## TO DO
Go through the entries below and count the lines where the word "para" appears; give only the count.

(RECORDS SHOWN Opens)

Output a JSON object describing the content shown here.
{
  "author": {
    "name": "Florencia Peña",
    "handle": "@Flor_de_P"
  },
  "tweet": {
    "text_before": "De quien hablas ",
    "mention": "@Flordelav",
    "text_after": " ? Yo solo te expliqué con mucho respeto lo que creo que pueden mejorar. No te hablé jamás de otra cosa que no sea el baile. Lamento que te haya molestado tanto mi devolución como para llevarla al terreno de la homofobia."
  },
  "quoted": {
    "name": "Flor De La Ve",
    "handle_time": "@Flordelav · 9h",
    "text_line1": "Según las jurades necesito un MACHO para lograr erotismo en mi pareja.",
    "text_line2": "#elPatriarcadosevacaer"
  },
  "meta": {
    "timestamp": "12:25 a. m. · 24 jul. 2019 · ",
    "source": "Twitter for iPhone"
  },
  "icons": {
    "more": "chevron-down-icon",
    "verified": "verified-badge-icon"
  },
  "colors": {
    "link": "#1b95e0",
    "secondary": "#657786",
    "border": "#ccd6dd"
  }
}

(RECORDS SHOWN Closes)

## EXERCISE SOLUTION
2